__Problem statement__. Write the entries below out again exactly; any picture in them stays out.

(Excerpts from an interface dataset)
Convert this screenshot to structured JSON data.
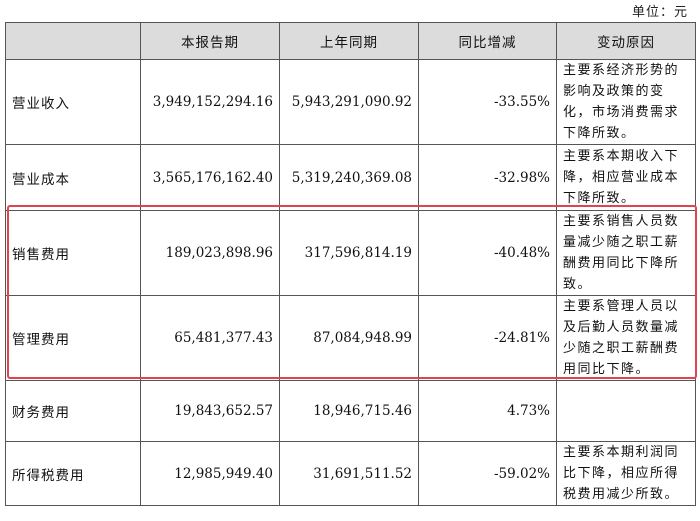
{
  "unit_label": "单位：元",
  "headers": [
    "",
    "本报告期",
    "上年同期",
    "同比增减",
    "变动原因"
  ],
  "rows": [
    {
      "item": "营业收入",
      "current": "3,949,152,294.16",
      "prior": "5,943,291,090.92",
      "change": "-33.55%",
      "reason": "主要系经济形势的影响及政策的变化，市场消费需求下降所致。"
    },
    {
      "item": "营业成本",
      "current": "3,565,176,162.40",
      "prior": "5,319,240,369.08",
      "change": "-32.98%",
      "reason": "主要系本期收入下降，相应营业成本下降所致。"
    },
    {
      "item": "销售费用",
      "current": "189,023,898.96",
      "prior": "317,596,814.19",
      "change": "-40.48%",
      "reason": "主要系销售人员数量减少随之职工薪酬费用同比下降所致。"
    },
    {
      "item": "管理费用",
      "current": "65,481,377.43",
      "prior": "87,084,948.99",
      "change": "-24.81%",
      "reason": "主要系管理人员以及后勤人员数量减少随之职工薪酬费用同比下降。"
    },
    {
      "item": "财务费用",
      "current": "19,843,652.57",
      "prior": "18,946,715.46",
      "change": "4.73%",
      "reason": ""
    },
    {
      "item": "所得税费用",
      "current": "12,985,949.40",
      "prior": "31,691,511.52",
      "change": "-59.02%",
      "reason": "主要系本期利润同比下降，相应所得税费用减少所致。"
    }
  ],
  "highlight_color": "#e0444f",
  "header_bg": "#dcdcdc"
}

__Result for this exercise__.
Convert this screenshot to structured JSON data.
{
  "unit_label": "单位：元",
  "headers": [
    "",
    "本报告期",
    "上年同期",
    "同比增减",
    "变动原因"
  ],
  "rows": [
    {
      "item": "营业收入",
      "current": "3,949,152,294.16",
      "prior": "5,943,291,090.92",
      "change": "-33.55%",
      "reason": "主要系经济形势的影响及政策的变化，市场消费需求下降所致。"
    },
    {
      "item": "营业成本",
      "current": "3,565,176,162.40",
      "prior": "5,319,240,369.08",
      "change": "-32.98%",
      "reason": "主要系本期收入下降，相应营业成本下降所致。"
    },
    {
      "item": "销售费用",
      "current": "189,023,898.96",
      "prior": "317,596,814.19",
      "change": "-40.48%",
      "reason": "主要系销售人员数量减少随之职工薪酬费用同比下降所致。"
    },
    {
      "item": "管理费用",
      "current": "65,481,377.43",
      "prior": "87,084,948.99",
      "change": "-24.81%",
      "reason": "主要系管理人员以及后勤人员数量减少随之职工薪酬费用同比下降。"
    },
    {
      "item": "财务费用",
      "current": "19,843,652.57",
      "prior": "18,946,715.46",
      "change": "4.73%",
      "reason": ""
    },
    {
      "item": "所得税费用",
      "current": "12,985,949.40",
      "prior": "31,691,511.52",
      "change": "-59.02%",
      "reason": "主要系本期利润同比下降，相应所得税费用减少所致。"
    }
  ],
  "highlight_color": "#e0444f",
  "header_bg": "#dcdcdc"
}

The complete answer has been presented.